* Task directions
Output the full listing word for word.
= = = = =
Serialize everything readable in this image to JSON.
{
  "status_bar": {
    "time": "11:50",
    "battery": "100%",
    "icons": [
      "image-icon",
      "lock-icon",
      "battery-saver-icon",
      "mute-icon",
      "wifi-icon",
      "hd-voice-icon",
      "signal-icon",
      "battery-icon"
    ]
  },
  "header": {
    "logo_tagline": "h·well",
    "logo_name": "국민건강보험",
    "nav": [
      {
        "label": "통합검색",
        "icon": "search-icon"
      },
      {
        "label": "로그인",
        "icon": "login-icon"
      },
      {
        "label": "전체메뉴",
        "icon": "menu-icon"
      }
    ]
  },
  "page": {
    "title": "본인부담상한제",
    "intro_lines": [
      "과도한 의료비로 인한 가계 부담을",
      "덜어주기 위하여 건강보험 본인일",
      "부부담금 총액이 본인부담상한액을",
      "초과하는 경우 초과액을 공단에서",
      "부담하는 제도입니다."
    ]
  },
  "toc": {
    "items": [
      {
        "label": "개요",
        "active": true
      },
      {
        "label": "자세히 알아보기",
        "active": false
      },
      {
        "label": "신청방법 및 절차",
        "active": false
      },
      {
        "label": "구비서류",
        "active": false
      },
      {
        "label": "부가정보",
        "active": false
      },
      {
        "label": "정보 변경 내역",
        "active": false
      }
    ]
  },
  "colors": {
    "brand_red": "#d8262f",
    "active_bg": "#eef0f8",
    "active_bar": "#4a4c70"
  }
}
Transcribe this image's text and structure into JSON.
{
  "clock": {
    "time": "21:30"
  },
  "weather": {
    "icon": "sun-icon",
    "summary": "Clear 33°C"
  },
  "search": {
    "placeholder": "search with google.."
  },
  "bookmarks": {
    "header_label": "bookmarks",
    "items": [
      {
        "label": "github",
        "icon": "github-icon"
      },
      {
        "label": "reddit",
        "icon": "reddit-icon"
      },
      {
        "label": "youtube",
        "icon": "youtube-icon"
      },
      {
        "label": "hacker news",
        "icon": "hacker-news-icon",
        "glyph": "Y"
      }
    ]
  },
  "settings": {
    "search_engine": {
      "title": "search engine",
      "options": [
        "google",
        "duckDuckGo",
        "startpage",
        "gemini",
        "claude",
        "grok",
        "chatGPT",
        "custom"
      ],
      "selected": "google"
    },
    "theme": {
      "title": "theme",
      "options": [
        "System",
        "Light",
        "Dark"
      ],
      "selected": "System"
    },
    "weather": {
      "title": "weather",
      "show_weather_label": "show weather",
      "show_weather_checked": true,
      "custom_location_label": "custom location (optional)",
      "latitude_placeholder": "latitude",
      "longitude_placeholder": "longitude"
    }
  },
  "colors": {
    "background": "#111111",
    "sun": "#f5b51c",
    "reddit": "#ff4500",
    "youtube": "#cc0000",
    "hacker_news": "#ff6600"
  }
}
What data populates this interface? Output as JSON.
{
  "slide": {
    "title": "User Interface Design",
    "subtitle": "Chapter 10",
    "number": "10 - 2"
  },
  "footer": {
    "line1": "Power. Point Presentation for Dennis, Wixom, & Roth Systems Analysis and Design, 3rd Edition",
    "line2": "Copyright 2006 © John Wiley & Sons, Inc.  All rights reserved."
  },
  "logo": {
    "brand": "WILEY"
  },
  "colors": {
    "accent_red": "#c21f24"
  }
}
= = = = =
* Result
Serialize everything readable in this image to JSON.
{
  "status_bar": {
    "time": "11:50",
    "battery": "100%",
    "icons": [
      "image-icon",
      "lock-icon",
      "battery-saver-icon",
      "mute-icon",
      "wifi-icon",
      "hd-voice-icon",
      "signal-icon",
      "battery-icon"
    ]
  },
  "header": {
    "logo_tagline": "h·well",
    "logo_name": "국민건강보험",
    "nav": [
      {
        "label": "통합검색",
        "icon": "search-icon"
      },
      {
        "label": "로그인",
        "icon": "login-icon"
      },
      {
        "label": "전체메뉴",
        "icon": "menu-icon"
      }
    ]
  },
  "page": {
    "title": "본인부담상한제",
    "intro_lines": [
      "과도한 의료비로 인한 가계 부담을",
      "덜어주기 위하여 건강보험 본인일",
      "부부담금 총액이 본인부담상한액을",
      "초과하는 경우 초과액을 공단에서",
      "부담하는 제도입니다."
    ]
  },
  "toc": {
    "items": [
      {
        "label": "개요",
        "active": true
      },
      {
        "label": "자세히 알아보기",
        "active": false
      },
      {
        "label": "신청방법 및 절차",
        "active": false
      },
      {
        "label": "구비서류",
        "active": false
      },
      {
        "label": "부가정보",
        "active": false
      },
      {
        "label": "정보 변경 내역",
        "active": false
      }
    ]
  },
  "colors": {
    "brand_red": "#d8262f",
    "active_bg": "#eef0f8",
    "active_bar": "#4a4c70"
  }
}
Transcribe this image's text and structure into JSON.
{
  "clock": {
    "time": "21:30"
  },
  "weather": {
    "icon": "sun-icon",
    "summary": "Clear 33°C"
  },
  "search": {
    "placeholder": "search with google.."
  },
  "bookmarks": {
    "header_label": "bookmarks",
    "items": [
      {
        "label": "github",
        "icon": "github-icon"
      },
      {
        "label": "reddit",
        "icon": "reddit-icon"
      },
      {
        "label": "youtube",
        "icon": "youtube-icon"
      },
      {
        "label": "hacker news",
        "icon": "hacker-news-icon",
        "glyph": "Y"
      }
    ]
  },
  "settings": {
    "search_engine": {
      "title": "search engine",
      "options": [
        "google",
        "duckDuckGo",
        "startpage",
        "gemini",
        "claude",
        "grok",
        "chatGPT",
        "custom"
      ],
      "selected": "google"
    },
    "theme": {
      "title": "theme",
      "options": [
        "System",
        "Light",
        "Dark"
      ],
      "selected": "System"
    },
    "weather": {
      "title": "weather",
      "show_weather_label": "show weather",
      "show_weather_checked": true,
      "custom_location_label": "custom location (optional)",
      "latitude_placeholder": "latitude",
      "longitude_placeholder": "longitude"
    }
  },
  "colors": {
    "background": "#111111",
    "sun": "#f5b51c",
    "reddit": "#ff4500",
    "youtube": "#cc0000",
    "hacker_news": "#ff6600"
  }
}
What data populates this interface? Output as JSON.
{
  "slide": {
    "title": "User Interface Design",
    "subtitle": "Chapter 10",
    "number": "10 - 2"
  },
  "footer": {
    "line1": "Power. Point Presentation for Dennis, Wixom, & Roth Systems Analysis and Design, 3rd Edition",
    "line2": "Copyright 2006 © John Wiley & Sons, Inc.  All rights reserved."
  },
  "logo": {
    "brand": "WILEY"
  },
  "colors": {
    "accent_red": "#c21f24"
  }
}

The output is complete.